As a former marketing/economics major, this strikes me as an interesting experiment:
For Wal-Mart in Mexico, Bodega Format Trumps Big Box
Retail Competes Against Street Vendors With New Chain of Mini-Grocers
Few organizations can match Wal-Mart’s in distribution and inventory, and now Wal-Mart is targeting the low-income market:
Since 80% of consumers in Latin America fall somewhere between middle class and poor, retailers who ignore that huge segment of the population aren’t really in the game, said Mr. Barrientos, who previously worked for Wal-Mart in Chile. Small stores, he added, are crucial for attending the lower-income brackets. Wal-Mart operates in nine Latin American countries.
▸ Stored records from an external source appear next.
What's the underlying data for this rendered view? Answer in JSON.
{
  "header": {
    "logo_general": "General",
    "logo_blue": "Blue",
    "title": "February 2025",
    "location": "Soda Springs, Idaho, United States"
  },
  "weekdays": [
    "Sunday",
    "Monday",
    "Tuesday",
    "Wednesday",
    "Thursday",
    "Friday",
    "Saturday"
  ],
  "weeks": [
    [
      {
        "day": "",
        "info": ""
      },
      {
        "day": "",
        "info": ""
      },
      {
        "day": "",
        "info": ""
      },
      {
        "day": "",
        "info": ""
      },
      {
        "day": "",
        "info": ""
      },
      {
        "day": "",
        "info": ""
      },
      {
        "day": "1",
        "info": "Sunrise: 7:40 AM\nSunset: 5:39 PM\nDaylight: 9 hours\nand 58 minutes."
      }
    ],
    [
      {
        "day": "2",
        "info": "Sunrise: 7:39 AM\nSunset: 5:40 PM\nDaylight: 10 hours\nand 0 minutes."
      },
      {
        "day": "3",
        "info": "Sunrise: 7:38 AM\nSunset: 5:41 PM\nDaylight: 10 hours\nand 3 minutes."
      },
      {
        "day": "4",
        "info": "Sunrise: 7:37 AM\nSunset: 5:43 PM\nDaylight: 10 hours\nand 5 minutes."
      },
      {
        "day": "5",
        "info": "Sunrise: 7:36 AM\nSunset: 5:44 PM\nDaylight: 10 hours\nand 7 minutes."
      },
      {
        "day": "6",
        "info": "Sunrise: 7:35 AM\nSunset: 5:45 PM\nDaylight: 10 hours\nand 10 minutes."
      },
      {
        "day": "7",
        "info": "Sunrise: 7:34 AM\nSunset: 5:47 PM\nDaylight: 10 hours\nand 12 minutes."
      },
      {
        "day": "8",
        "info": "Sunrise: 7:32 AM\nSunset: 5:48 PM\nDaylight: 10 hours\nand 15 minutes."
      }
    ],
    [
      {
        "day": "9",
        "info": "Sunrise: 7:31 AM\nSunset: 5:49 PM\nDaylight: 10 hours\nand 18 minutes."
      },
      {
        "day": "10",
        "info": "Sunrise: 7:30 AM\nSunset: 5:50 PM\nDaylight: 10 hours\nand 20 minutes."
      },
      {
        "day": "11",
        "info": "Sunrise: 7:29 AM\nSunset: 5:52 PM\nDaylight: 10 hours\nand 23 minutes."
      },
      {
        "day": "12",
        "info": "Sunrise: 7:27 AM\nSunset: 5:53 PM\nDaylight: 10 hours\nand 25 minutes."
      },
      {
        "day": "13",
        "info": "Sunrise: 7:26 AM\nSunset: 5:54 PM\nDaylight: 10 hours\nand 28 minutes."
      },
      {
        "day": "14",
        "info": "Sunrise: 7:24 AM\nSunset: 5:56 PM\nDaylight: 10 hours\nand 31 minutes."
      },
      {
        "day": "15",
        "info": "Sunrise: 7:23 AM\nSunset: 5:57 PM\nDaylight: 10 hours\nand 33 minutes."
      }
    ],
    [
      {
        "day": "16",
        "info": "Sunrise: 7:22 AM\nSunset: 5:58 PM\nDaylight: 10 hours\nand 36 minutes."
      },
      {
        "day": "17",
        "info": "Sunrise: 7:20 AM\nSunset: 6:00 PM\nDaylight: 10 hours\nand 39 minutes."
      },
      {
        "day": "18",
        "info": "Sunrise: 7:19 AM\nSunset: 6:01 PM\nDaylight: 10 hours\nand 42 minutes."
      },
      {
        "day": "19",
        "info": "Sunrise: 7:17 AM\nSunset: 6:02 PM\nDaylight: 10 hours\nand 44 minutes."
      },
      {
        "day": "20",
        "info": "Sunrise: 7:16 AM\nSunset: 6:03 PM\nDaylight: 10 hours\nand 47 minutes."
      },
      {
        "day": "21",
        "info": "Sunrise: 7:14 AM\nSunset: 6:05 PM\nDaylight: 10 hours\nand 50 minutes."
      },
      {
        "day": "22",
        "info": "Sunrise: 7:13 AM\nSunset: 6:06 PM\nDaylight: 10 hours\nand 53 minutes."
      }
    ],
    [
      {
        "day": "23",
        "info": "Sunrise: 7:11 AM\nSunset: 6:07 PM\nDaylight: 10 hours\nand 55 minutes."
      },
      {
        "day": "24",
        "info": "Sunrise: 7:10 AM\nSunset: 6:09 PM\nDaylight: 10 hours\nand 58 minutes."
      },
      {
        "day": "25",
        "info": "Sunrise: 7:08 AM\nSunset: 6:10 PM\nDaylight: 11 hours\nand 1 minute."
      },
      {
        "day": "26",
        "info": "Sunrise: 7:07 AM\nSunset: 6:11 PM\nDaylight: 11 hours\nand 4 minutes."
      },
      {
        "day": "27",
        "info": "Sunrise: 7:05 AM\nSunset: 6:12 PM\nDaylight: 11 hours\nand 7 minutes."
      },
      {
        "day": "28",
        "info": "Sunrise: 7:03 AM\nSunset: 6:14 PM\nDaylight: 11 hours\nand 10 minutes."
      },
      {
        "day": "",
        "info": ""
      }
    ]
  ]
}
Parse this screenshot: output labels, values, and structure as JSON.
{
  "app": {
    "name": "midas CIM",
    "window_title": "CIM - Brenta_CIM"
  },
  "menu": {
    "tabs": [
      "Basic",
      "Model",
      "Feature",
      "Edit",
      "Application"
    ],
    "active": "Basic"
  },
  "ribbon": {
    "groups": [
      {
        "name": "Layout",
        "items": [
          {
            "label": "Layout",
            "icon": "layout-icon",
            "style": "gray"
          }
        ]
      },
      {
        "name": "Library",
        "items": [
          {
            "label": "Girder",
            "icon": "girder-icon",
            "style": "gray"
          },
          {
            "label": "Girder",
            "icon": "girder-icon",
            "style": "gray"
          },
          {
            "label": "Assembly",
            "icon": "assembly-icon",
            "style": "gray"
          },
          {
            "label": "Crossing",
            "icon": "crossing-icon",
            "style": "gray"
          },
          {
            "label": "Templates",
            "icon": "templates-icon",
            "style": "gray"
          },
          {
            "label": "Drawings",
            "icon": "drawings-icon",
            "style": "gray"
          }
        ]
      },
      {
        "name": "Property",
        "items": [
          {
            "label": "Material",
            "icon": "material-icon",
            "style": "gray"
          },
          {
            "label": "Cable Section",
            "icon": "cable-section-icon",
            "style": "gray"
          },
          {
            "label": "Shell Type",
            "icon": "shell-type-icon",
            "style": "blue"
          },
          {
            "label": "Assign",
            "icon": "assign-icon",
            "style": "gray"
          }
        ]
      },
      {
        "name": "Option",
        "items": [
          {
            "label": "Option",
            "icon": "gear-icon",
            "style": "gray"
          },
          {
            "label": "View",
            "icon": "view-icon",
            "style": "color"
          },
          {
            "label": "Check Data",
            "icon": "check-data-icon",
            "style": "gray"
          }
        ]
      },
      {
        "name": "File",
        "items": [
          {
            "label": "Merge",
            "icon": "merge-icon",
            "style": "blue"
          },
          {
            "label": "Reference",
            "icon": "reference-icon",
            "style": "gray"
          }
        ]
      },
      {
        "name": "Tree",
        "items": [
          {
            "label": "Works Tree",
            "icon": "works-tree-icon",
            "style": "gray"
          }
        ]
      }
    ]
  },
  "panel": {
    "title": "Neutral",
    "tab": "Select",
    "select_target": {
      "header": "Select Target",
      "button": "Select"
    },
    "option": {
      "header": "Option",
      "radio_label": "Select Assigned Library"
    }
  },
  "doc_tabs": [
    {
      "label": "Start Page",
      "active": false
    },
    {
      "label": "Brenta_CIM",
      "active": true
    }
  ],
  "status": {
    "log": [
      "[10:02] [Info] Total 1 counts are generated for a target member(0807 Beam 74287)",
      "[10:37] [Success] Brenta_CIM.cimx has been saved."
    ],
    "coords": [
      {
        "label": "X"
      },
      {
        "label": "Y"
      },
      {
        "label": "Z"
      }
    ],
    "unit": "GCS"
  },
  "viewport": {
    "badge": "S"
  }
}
The challenge comes from local open-air markets – the tianguis, possible protectionism measures from the Mexican government, adding locally-grown produce (in a country where cartels interfere in everything), and access to the new stores by customers who have no means of transportation.
However, these new shops offering longer hours may be welcome by slightly more affluent customers.
It’ll be interesting to see how it develops.